*Exercise*: What you should output is the data below, unchanged in every character.

•••

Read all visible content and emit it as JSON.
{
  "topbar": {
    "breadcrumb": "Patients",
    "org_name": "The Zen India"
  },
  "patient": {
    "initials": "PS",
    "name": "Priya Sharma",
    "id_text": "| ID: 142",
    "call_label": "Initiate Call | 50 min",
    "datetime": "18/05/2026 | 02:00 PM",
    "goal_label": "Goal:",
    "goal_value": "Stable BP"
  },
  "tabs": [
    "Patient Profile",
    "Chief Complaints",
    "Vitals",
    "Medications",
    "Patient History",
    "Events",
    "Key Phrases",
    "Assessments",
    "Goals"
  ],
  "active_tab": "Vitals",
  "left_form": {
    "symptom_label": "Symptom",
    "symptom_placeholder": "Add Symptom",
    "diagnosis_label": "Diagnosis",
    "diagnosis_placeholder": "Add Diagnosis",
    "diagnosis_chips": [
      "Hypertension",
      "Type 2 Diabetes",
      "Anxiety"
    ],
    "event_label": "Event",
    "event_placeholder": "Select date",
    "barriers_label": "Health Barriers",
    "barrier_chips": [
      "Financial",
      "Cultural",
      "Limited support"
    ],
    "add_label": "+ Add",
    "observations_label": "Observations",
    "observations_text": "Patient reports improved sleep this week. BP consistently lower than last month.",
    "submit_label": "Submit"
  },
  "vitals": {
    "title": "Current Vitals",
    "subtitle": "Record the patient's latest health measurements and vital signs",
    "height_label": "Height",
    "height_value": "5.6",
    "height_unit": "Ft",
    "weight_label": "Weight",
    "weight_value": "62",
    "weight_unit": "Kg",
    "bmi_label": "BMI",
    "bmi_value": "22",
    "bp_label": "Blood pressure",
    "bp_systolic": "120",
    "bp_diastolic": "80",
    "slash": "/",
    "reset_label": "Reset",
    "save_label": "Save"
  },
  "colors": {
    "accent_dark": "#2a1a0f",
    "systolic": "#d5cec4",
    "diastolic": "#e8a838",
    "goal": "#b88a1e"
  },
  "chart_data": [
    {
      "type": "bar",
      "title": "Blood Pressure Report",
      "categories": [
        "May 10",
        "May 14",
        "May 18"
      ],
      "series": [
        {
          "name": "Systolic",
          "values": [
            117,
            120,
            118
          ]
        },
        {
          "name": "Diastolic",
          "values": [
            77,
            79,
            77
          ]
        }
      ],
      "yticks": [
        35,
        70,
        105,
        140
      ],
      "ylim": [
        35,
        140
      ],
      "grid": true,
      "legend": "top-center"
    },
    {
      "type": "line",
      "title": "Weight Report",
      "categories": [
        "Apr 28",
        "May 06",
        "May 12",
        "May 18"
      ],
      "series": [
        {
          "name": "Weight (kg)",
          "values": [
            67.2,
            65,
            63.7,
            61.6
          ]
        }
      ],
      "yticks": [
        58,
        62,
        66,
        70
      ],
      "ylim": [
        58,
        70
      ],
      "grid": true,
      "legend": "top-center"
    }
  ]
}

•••

*Written answer*:
Read all visible content and emit it as JSON.
{
  "topbar": {
    "breadcrumb": "Patients",
    "org_name": "The Zen India"
  },
  "patient": {
    "initials": "PS",
    "name": "Priya Sharma",
    "id_text": "| ID: 142",
    "call_label": "Initiate Call | 50 min",
    "datetime": "18/05/2026 | 02:00 PM",
    "goal_label": "Goal:",
    "goal_value": "Stable BP"
  },
  "tabs": [
    "Patient Profile",
    "Chief Complaints",
    "Vitals",
    "Medications",
    "Patient History",
    "Events",
    "Key Phrases",
    "Assessments",
    "Goals"
  ],
  "active_tab": "Vitals",
  "left_form": {
    "symptom_label": "Symptom",
    "symptom_placeholder": "Add Symptom",
    "diagnosis_label": "Diagnosis",
    "diagnosis_placeholder": "Add Diagnosis",
    "diagnosis_chips": [
      "Hypertension",
      "Type 2 Diabetes",
      "Anxiety"
    ],
    "event_label": "Event",
    "event_placeholder": "Select date",
    "barriers_label": "Health Barriers",
    "barrier_chips": [
      "Financial",
      "Cultural",
      "Limited support"
    ],
    "add_label": "+ Add",
    "observations_label": "Observations",
    "observations_text": "Patient reports improved sleep this week. BP consistently lower than last month.",
    "submit_label": "Submit"
  },
  "vitals": {
    "title": "Current Vitals",
    "subtitle": "Record the patient's latest health measurements and vital signs",
    "height_label": "Height",
    "height_value": "5.6",
    "height_unit": "Ft",
    "weight_label": "Weight",
    "weight_value": "62",
    "weight_unit": "Kg",
    "bmi_label": "BMI",
    "bmi_value": "22",
    "bp_label": "Blood pressure",
    "bp_systolic": "120",
    "bp_diastolic": "80",
    "slash": "/",
    "reset_label": "Reset",
    "save_label": "Save"
  },
  "colors": {
    "accent_dark": "#2a1a0f",
    "systolic": "#d5cec4",
    "diastolic": "#e8a838",
    "goal": "#b88a1e"
  },
  "chart_data": [
    {
      "type": "bar",
      "title": "Blood Pressure Report",
      "categories": [
        "May 10",
        "May 14",
        "May 18"
      ],
      "series": [
        {
          "name": "Systolic",
          "values": [
            117,
            120,
            118
          ]
        },
        {
          "name": "Diastolic",
          "values": [
            77,
            79,
            77
          ]
        }
      ],
      "yticks": [
        35,
        70,
        105,
        140
      ],
      "ylim": [
        35,
        140
      ],
      "grid": true,
      "legend": "top-center"
    },
    {
      "type": "line",
      "title": "Weight Report",
      "categories": [
        "Apr 28",
        "May 06",
        "May 12",
        "May 18"
      ],
      "series": [
        {
          "name": "Weight (kg)",
          "values": [
            67.2,
            65,
            63.7,
            61.6
          ]
        }
      ],
      "yticks": [
        58,
        62,
        66,
        70
      ],
      "ylim": [
        58,
        70
      ],
      "grid": true,
      "legend": "top-center"
    }
  ]
}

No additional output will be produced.